By Paul Lefkovitz
In a little out-of the-way place in East-Central Indiana is a group of enthusiastic entrepreneurs. They are bringing their little town back to life.
Redkey, Indiana has been undergoing a metamorphosis over the past three years or so with the goal of transforming it into a regional destination for antiquing, shopping, and entertainment. The town now boasts six antique stores, one more on the way, three restaurants, a vintage theater, and a varied assortment of other shops and businesses.
Past Promotion Drives Present
Redkey is a charming and historic setting with a variety of fascinating turn of the 20th century edifices. Some antique advertising is available in the antique stores but the most unique draw of the town for AAAA members, and anyone really, might very well be the abundance of “ghost signs.”
Ghost signs are brick walls showcasing ads painted and worn over time. They are also brickads. They were painted throughout the U.S. by artisans, known as “wall dogs,” from around 1900 through the 1930s. These vestiges of the past can be found in many places throughout this charming town. Furth It is a credit to the locals that they have preserved these historic images, along with the buildings they occupy.
Furthermore, the antique shops in town offer a variety of interesting vintage items. For those with mid-century interests, there is a specialty store with a large and impressive inventory.
Redkey planners have assembled a variety of fun things to do. The Key Palace Theater offers blues and rock ’n roll concerts, Shadow Patrol Paranormal Investigations presents ghost tours on select Saturdays, and they also conduct a Downtown Market on the first Saturday of each month from April to October.Obviously, this is a place that values creative enjoyment.
The Redkey Historic District is among the National Register of Historic Places. It was the home of the notorious Shambarger’s Restaurant for many years. Founded in 1929, Shambarger’s achieved national fame when the founder’s son, John, took over in 1963 and turned it into a one-of-a-kind dining and entertainment experience. While the restaurant is the recipient of a Holiday Magazine Award and other national accolades, its draw is as much for the vaudevillian-type antics of its owner.
A Redkey Welcome
Diners will encounter outrageous and hilarious goings on. For example, for every course, the waitstaff would all change clothes. Word is President Kennedy once left Secret Service guards in order to spend an evening dining at Shambarger’s. The restaurant closed in the early 1980s. John’s daughter is now carrying on the family tradition at the Lil’ Bistro Restaurant in town. In addition, the original vacant Shambarger’s building still stands.

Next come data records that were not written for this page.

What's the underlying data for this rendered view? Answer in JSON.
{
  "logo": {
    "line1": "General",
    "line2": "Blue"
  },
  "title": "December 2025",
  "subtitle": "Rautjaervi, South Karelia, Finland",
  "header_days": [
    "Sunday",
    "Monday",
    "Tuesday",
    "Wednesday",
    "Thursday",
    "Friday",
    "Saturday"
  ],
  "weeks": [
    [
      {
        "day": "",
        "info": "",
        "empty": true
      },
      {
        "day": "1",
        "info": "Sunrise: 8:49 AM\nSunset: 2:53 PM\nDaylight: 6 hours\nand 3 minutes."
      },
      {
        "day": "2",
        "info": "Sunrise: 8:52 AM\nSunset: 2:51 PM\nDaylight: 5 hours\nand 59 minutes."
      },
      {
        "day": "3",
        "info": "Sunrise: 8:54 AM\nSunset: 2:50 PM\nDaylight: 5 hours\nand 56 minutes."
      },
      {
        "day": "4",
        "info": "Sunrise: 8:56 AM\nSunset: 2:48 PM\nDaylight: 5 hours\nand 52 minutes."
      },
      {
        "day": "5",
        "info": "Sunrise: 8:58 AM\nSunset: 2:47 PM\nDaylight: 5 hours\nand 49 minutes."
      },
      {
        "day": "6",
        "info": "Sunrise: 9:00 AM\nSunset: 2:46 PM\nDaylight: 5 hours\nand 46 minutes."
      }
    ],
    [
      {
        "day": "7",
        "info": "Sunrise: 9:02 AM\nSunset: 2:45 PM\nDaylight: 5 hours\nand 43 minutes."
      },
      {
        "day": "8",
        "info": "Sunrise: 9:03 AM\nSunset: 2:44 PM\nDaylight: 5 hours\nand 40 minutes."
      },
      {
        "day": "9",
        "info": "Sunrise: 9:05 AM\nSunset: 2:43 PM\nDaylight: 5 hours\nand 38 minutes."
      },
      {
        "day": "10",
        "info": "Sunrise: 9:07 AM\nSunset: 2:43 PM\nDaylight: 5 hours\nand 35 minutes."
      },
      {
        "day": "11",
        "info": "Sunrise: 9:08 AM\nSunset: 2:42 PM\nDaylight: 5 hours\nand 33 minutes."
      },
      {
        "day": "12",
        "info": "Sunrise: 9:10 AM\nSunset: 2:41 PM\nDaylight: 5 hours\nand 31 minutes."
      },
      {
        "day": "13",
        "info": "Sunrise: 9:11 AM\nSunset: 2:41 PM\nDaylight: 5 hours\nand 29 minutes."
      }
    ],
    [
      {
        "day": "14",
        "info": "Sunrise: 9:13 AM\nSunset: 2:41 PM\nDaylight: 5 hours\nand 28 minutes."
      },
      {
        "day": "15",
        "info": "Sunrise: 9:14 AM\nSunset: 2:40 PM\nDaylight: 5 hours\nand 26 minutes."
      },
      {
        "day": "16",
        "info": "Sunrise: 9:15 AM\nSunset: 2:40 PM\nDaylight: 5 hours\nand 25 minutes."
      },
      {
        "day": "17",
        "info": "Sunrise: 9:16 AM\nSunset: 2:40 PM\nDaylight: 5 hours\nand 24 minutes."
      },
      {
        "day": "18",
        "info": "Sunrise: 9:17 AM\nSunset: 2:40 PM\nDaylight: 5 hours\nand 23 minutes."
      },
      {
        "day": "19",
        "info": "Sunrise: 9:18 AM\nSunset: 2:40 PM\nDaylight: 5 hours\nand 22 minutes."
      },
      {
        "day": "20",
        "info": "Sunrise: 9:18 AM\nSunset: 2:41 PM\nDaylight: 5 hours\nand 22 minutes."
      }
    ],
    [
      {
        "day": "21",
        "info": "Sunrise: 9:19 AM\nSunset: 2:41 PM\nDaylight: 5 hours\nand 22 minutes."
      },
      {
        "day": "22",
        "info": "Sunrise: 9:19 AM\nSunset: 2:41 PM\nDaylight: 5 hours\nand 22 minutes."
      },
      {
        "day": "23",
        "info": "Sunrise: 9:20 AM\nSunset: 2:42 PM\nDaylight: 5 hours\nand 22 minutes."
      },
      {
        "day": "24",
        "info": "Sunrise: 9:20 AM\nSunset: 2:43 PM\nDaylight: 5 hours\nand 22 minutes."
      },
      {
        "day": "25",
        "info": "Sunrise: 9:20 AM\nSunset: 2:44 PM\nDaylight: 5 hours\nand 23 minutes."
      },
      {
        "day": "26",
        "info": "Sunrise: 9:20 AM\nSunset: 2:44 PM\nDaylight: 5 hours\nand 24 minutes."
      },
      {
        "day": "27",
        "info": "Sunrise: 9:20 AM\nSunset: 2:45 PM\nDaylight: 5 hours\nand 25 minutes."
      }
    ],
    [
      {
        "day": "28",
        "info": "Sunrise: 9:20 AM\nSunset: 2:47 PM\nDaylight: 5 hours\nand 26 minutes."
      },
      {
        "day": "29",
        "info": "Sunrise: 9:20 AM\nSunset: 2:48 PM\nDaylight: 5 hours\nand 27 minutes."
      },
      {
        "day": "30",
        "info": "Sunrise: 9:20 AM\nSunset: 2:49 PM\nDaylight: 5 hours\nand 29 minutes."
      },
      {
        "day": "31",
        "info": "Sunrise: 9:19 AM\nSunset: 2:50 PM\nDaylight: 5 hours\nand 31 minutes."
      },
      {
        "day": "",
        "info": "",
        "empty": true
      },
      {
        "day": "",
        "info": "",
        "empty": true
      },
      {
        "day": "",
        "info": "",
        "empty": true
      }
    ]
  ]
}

Redkey is about 20 minutes northeast of Muncie, Indiana.
Finally, while it is a bit out of the way, it would make for a unique and entertaining experience.